7 comments on “The Independent: Audacious, thrilling – and deeply dangerous

  1. Newbie Anglican says:

    Oh please. It was an Soviet-style imperialist stunt by Putin.

  2. libraryjim says:

    OK, the flag was planted by the SUBMARINE. Wake me when someone WALKS on the seabed and plants a flag. Then that will be comprable to the moon-walk.

  3. Catharine Phillips says:

    The Russians are laying claim
    To the North Pole
    More specifically
    The ocean floor under
    The North Pole

    It boggles the mind
    How anyone could think that planting a flag
    On the ocean bottom
    Under the North Pole
    Makes it theirs
    Or anyone’s
    The possession of a whole country?
    An individual?
    Santa Claus?
    Anyone?
    And
    An underwater flag?
    What does it say?
    THIS IS MINE!
    TAG…
    FIRST DIBS…
    Child rules
    I guess fitting for the North Pole

  4. Rob Eaton+ says:

    Ethel?

  5. Harvey says:

    One article I read implied that there was oil beneath the bottom of the Artic sea. By the way do we claim Antartica because an American first set foot in that region. Come on Putin give us a break!

  6. Christopher Hathaway says:

    All of international law regarding national boundaries is premissed upon the idea that a nations boundaries only include a small protion of the seas bordering its lands. This means that there must be a clear distinction between land and sea. Russia is attempting to erase that distinction.

  7. Newbie Anglican says:

    #5: We do not claim all of Antartica.

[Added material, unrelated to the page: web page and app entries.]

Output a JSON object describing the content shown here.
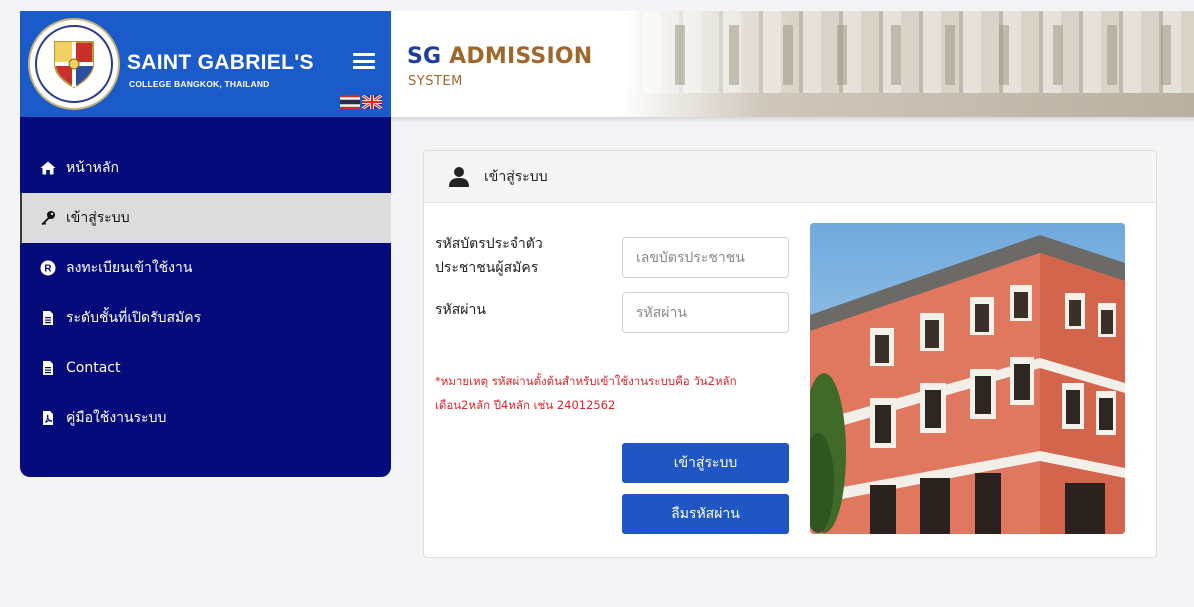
{
  "brand": {
    "title": "SAINT GABRIEL'S",
    "subtitle": "COLLEGE BANGKOK, THAILAND"
  },
  "header": {
    "app_name_part1": "SG",
    "app_name_part2": "ADMISSION",
    "app_system": "SYSTEM"
  },
  "sidebar": {
    "items": [
      {
        "label": "หน้าหลัก",
        "icon": "home-icon",
        "active": false
      },
      {
        "label": "เข้าสู่ระบบ",
        "icon": "key-icon",
        "active": true
      },
      {
        "label": "ลงทะเบียนเข้าใช้งาน",
        "icon": "registered-icon",
        "active": false
      },
      {
        "label": "ระดับชั้นที่เปิดรับสมัคร",
        "icon": "file-icon",
        "active": false
      },
      {
        "label": "Contact",
        "icon": "file-icon",
        "active": false
      },
      {
        "label": "คู่มือใช้งานระบบ",
        "icon": "pdf-icon",
        "active": false
      }
    ]
  },
  "login": {
    "title": "เข้าสู่ระบบ",
    "id_label_line1": "รหัสบัตรประจำตัว",
    "id_label_line2": "ประชาชนผู้สมัคร",
    "id_placeholder": "เลขบัตรประชาชน",
    "password_label": "รหัสผ่าน",
    "password_placeholder": "รหัสผ่าน",
    "note_line1": "*หมายเหตุ รหัสผ่านตั้งต้นสำหรับเข้าใช้งานระบบคือ วัน2หลัก",
    "note_line2": "เดือน2หลัก ปี4หลัก เช่น 24012562",
    "login_button": "เข้าสู่ระบบ",
    "forgot_button": "ลืมรหัสผ่าน"
  },
  "colors": {
    "sidebar_bg": "#060b7c",
    "brand_bg": "#1b5bc9",
    "button_bg": "#1f56c3",
    "note_text": "#d7262a",
    "accent_brown": "#a0662b"
  }
}
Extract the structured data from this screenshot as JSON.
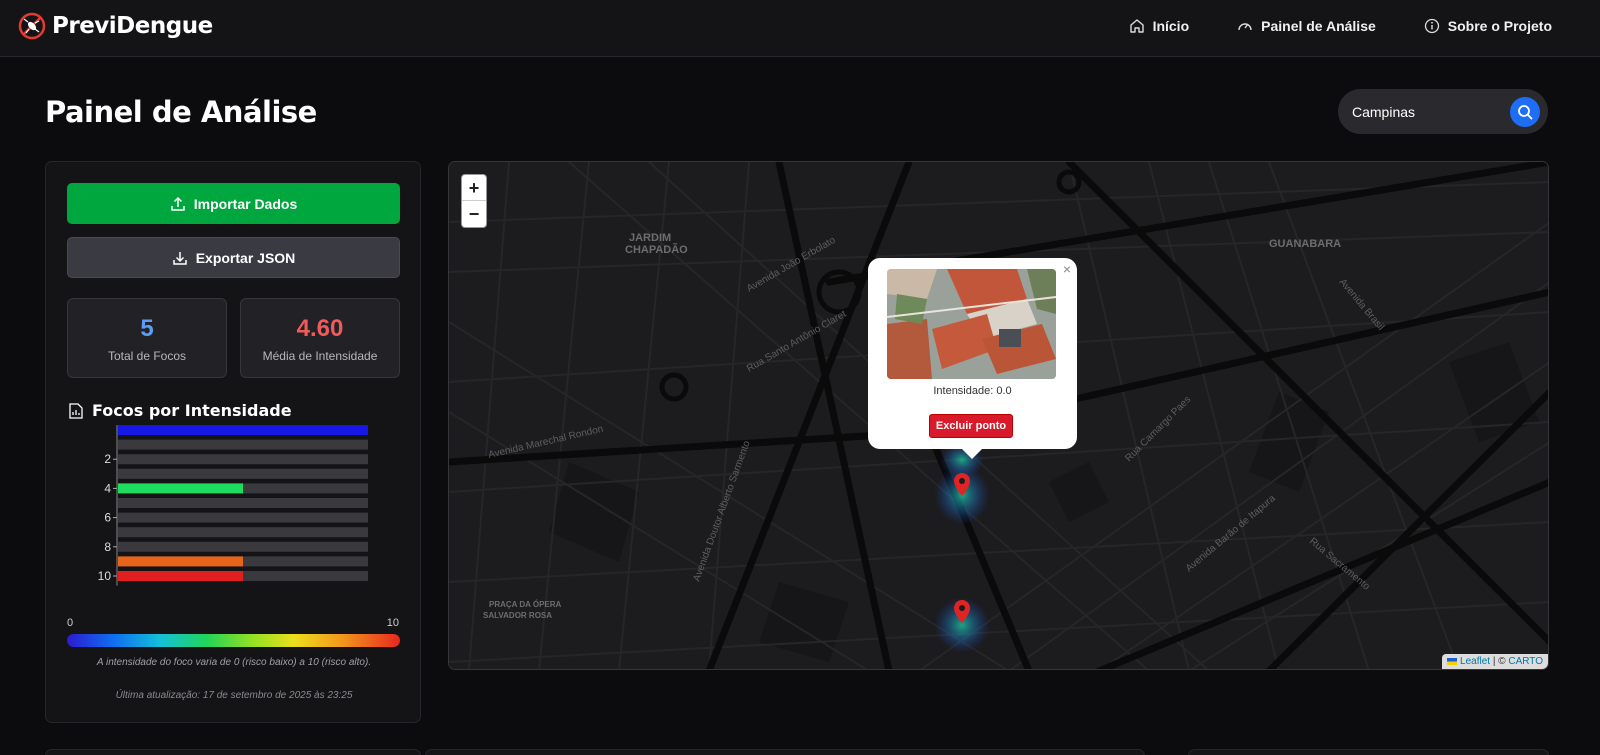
{
  "app": {
    "name": "PreviDengue"
  },
  "nav": [
    {
      "label": "Início",
      "icon": "home-icon"
    },
    {
      "label": "Painel de Análise",
      "icon": "gauge-icon"
    },
    {
      "label": "Sobre o Projeto",
      "icon": "info-icon"
    }
  ],
  "page": {
    "title": "Painel de Análise"
  },
  "search": {
    "value": "Campinas",
    "icon": "search-icon"
  },
  "panel": {
    "import_label": "Importar Dados",
    "export_label": "Exportar JSON",
    "stats": [
      {
        "value": "5",
        "label": "Total de Focos",
        "color": "#5b9cf5"
      },
      {
        "value": "4.60",
        "label": "Média de Intensidade",
        "color": "#ef5b5b"
      }
    ],
    "chart_title": "Focos por Intensidade",
    "gradient": {
      "min": "0",
      "max": "10",
      "note": "A intensidade do foco varia de 0 (risco baixo) a 10 (risco alto)."
    },
    "updated": "Última atualização: 17 de setembro de 2025 às 23:25"
  },
  "chart_data": {
    "type": "bar",
    "orientation": "horizontal",
    "title": "Focos por Intensidade",
    "categories": [
      "0",
      "1",
      "2",
      "3",
      "4",
      "5",
      "6",
      "7",
      "8",
      "9",
      "10"
    ],
    "tick_labels": [
      "",
      "",
      "2",
      "",
      "4",
      "",
      "6",
      "",
      "8",
      "",
      "10"
    ],
    "values": [
      1,
      0,
      0,
      0,
      0.5,
      0,
      0,
      0,
      0,
      0.5,
      0.5
    ],
    "colors": [
      "#1818e6",
      "#3a3a3e",
      "#3a3a3e",
      "#3a3a3e",
      "#1edc5e",
      "#3a3a3e",
      "#3a3a3e",
      "#3a3a3e",
      "#3a3a3e",
      "#e8641a",
      "#e02020"
    ],
    "xlim": [
      0,
      1
    ],
    "grid": false
  },
  "map": {
    "zoom_in": "+",
    "zoom_out": "−",
    "attribution": {
      "leaflet": "Leaflet",
      "separator": " | © ",
      "carto": "CARTO"
    },
    "labels": [
      {
        "text": "JARDIM"
      },
      {
        "text": "CHAPADÃO"
      },
      {
        "text": "GUANABARA"
      },
      {
        "text": "Avenida Marechal Rondon"
      },
      {
        "text": "Avenida João Erbolato"
      },
      {
        "text": "Rua Santo Antônio Claret"
      },
      {
        "text": "Avenida Doutor Alberto Sarmento"
      },
      {
        "text": "Avenida Brasil"
      },
      {
        "text": "Avenida Barão de Itapura"
      },
      {
        "text": "Rua Sacramento"
      },
      {
        "text": "Rua Camargo Paes"
      },
      {
        "text": "PRAÇA DA ÓPERA"
      },
      {
        "text": "SALVADOR ROSA"
      }
    ],
    "popup": {
      "close": "×",
      "intensity": "Intensidade: 0.0",
      "delete_label": "Excluir ponto"
    },
    "pin_color": "#e02424"
  }
}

Unless something has changed since I last read on the subject, there are international treaties about Antartica, and we (the U. S.) are in full compliance with them.